And each of us is the weeping woman, full of gratefulness and compassion, because we know pain and we know forgiveness and healing because of our relationship with God. We know that we have made plenty of grave mistakes. We've hurt others. We've been selfish and shortsighted, but God continues to say, “Your sins are forgiven. You're all right with me. Probably have some things to learn in this world and consequences to face here, but I will never leave you.” We are grateful for Jesus' sacrifice for us, the pain he endured, and the new life he shares even with those who've betrayed him. He even agreed to live in us, as messed up as we are.

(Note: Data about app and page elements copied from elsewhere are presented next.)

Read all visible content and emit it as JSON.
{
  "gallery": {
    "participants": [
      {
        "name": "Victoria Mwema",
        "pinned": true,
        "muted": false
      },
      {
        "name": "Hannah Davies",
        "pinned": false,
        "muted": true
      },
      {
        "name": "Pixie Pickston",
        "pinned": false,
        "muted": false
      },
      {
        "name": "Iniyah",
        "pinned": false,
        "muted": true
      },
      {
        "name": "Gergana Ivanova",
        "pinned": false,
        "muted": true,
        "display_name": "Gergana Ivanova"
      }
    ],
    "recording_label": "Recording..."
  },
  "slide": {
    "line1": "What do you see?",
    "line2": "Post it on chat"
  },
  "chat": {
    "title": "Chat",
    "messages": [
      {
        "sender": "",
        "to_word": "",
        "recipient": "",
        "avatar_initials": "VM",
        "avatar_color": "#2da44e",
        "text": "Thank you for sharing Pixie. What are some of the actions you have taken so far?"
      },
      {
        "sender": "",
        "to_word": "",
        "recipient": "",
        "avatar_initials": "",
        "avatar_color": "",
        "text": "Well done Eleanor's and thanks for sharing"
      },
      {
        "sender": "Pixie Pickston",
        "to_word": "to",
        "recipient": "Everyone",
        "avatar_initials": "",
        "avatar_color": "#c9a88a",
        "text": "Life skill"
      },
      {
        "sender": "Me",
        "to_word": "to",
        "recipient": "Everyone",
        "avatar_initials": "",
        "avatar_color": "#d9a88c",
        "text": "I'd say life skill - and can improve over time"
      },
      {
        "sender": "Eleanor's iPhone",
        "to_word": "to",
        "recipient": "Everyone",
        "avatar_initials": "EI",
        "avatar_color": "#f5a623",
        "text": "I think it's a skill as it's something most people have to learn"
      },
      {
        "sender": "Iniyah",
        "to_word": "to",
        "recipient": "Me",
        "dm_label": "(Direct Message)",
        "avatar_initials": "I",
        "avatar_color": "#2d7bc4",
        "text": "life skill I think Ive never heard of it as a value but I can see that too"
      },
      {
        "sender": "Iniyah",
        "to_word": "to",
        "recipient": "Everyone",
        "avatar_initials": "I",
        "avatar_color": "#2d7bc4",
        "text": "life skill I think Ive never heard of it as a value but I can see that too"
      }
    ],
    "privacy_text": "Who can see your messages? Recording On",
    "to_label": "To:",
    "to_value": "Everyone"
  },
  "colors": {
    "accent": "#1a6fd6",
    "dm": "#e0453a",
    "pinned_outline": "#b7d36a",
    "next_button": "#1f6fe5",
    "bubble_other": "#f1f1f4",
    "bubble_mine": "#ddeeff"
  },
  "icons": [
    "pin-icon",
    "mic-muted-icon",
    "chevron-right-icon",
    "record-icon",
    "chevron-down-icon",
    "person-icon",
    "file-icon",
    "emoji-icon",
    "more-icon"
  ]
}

One final thing, Bathsheba is never named in this part of the Old Testament story. The woman who washes Jesus' feet is never named. Yet, she is held up as an example for all the men. In the Old Testament, women were not considered full people. Bathsheba had no say about who she married. It was revolutionary that Jesus should see women as people, and even hold them up as examples of faith. The point of the Gospel, isn't that women are better than men, but that the outsider, the one everyone dismisses, has value in Jesus' eyes. This story is about seeing one another as fully human, as important and valuable as we are. At the end of this story in Luke, I always give a cheer because he talks about the Disciples and also some of the women who were with Jesus, and he starts naming them. Mary Magdalene, Joanna, Susanna, Stargazer from the Burnside Bridge, and Phylicia and Chloe, two transgender women I met at Synod Assembly. These are people, who have names, who have value to Jesus, and who are part of our community, who help make us whole, who teach us compassion and faith, and who we are to learn from and look up to. Whoever you are, God calls you by name. You matter in the Kingdom of God. Jesus not only tolerates you following him around, but welcomes your company, expects you to be there, because Jesus needs each of us with our full humanity, all our gratefulness and praise, to help reshape this world into one where each person is valued as fully human and each of us grows beyond our own desires toward compassion and love.